That continued into the second.

Dunn’s fastball wasn’t the only thing he had working for him. He was hitting his spots with all of his pitches, as seen here by this slider right on the corner of the zone to get out of the third.

Dunn kept cruising, but it was hard not to feel like there was some luck at play. The Padres hitters were seeing the ball well, even if they were kept guessing at times. Through just three innings, the Padres accumulated seven instances of hard contact against Dunn. It was hard not to feel like it was only a matter of time until his luck ran out.

That being said, any pitcher that throws a no-hitter gets some amount of luck. Right? Riiiight?

Well, Mitch Moreland spoiled the no-no with a two-out double in the sixth. As if a trip-wire had been triggered, Dunn’s luck came to a screeching, skidding, burning halt.

Dunn’s 106th pitch of the day was one of the most hung sliders I’ve seen in a long time. Wil Myers, who I can only assume has been mindfully practicing gratitude during COVID-19, wasted no time in taking what Dunn so graciously gave him. Unsurprisingly, that was Dunn’s final pitch of the day, and he left in position to take the loss for the M’s.

It certainly seemed like he’d end up taking the loss. Dinelson Lamet struck out the side in the bottom of the sixth for an excellent closing salvo to his 10-strikeout day, and Drew Pomeranz made short work of the “home team” in the seventh. That set the stage for one of the three former Mariners in the Padres’ bullpen to take care of the eighth and pass it off to closer Trevor Rosenthal.

Which former Mariner would it be? Certainly not Dan Altavilla, who gave up two runs to his former team yesterday during a bullpen day for the Padres. Austin Adams was just activated today, but for some reason manager Jayce Tingler opted to instead bring in the third and possibly worst option: Emilio Pagán, who you may remember for being pretty good for the M’s as a rookie in 2017 before being traded for Ryon Healy that offseason. Pagán ended up struggling with the A’s before rebounding with the Rays last season. He’s gone back to struggling for the Padres this season.

Those struggles continued into today. Former Padre Luis Torrens led off the eighth with a single into right. Two batters later, Dylan Moore came to bat. Dylan worked a 2-0 count, got a middle-up fastball, and launched it.

The Mariners went back and forth with the Padres after that, trading doughnuts in the ninth inning to send the game into extras. With a man starting on second base due to the 2020 extra inning rules, Fernando Tatís Jr. easily drove in the go-ahead run with a single, putting the pressure on the Mariners to match it in the bottom of the 10th.

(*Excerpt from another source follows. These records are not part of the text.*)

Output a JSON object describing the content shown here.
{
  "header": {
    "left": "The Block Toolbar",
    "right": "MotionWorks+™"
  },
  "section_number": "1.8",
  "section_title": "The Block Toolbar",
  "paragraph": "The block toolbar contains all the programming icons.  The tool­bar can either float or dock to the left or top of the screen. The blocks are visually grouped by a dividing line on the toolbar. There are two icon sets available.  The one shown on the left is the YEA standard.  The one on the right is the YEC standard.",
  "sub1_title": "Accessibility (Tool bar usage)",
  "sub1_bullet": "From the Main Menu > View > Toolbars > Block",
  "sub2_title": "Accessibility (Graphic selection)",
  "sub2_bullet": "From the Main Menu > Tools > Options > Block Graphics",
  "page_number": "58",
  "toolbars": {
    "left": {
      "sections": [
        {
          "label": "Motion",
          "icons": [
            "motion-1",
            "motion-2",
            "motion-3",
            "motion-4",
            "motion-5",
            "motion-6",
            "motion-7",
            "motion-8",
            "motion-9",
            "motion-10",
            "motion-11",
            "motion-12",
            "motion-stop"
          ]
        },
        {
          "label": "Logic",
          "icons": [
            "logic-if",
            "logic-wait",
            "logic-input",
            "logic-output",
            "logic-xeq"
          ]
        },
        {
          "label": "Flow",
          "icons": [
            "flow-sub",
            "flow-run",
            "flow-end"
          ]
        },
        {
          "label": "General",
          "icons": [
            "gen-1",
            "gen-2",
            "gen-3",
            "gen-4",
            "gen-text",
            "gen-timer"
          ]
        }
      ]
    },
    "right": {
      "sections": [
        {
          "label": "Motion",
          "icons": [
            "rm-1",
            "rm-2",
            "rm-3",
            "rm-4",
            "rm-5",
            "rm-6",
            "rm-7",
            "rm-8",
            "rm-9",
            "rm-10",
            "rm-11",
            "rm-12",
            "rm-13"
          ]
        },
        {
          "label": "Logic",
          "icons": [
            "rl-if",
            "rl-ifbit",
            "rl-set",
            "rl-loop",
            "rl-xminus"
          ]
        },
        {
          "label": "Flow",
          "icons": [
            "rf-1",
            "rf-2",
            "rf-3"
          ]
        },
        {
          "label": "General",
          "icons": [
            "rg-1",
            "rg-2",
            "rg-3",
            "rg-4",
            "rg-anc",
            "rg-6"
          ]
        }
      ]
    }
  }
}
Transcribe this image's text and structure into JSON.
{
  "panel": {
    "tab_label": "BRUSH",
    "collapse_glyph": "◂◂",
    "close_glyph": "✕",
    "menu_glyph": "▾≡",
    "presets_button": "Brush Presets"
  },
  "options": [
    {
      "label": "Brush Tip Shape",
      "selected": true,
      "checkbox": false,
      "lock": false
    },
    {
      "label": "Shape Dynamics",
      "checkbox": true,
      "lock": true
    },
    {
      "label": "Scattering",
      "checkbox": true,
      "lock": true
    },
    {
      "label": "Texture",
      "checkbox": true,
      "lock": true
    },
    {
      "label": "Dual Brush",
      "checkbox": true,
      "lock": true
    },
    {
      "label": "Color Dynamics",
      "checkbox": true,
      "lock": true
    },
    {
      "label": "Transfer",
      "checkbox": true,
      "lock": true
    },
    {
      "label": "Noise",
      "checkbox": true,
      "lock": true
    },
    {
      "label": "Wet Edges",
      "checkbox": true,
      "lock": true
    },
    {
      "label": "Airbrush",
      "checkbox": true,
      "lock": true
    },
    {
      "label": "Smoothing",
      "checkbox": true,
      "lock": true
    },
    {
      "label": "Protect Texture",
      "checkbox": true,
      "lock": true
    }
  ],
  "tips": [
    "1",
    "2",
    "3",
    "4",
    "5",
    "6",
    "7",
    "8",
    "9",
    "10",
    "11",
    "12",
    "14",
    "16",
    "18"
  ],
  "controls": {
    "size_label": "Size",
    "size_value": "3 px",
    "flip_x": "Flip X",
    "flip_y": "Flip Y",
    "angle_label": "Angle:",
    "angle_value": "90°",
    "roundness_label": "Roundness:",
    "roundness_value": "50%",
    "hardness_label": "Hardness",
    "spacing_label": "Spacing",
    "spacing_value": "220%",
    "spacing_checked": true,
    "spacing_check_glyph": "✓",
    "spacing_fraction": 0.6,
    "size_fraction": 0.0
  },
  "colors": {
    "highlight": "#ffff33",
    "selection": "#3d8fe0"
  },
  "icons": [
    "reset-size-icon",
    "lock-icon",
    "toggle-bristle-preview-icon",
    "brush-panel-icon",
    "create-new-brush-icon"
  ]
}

A pair of sacrifice flies did the job. Torrens skied a ball to right field, allowing Tim Lopes to advance to the third base. J.P. Crawford followed suit with a fly ball into center field, scoring Lopes. Dylan Moore threatened to close the door with a two-out ground rule double, but Kyle Lewis struck out in a full count. To the 11th they went.

It was in the 11th that the Padres separated themselves from the fledgling Mariners. Mitch Moreland and recent Mariner Austin Nola helped the Padres push three whole runs across. Perhaps demoralized, the Mariners couldn’t even get their second base freebie in their own inning. Phil Ervin, who has played just 13 games for the Seattle Mariners, is perhaps one of the most quintessential Mariners out there. His swinging strikeout to end the game felt equal parts inevitable and merciful.

With the win, the Padres clinched a playoff spot. With the loss, the Mariners saw the present shortcomings of their roster laid bare: an unsteady starting staff, an inconsistent lower half of the order, and a terrible bullpen. And with the end of the game, the fans were released from their bondage, having arrived home winded and thought: I guess I’m glad I did that, but I’m not sure I’ll do it again.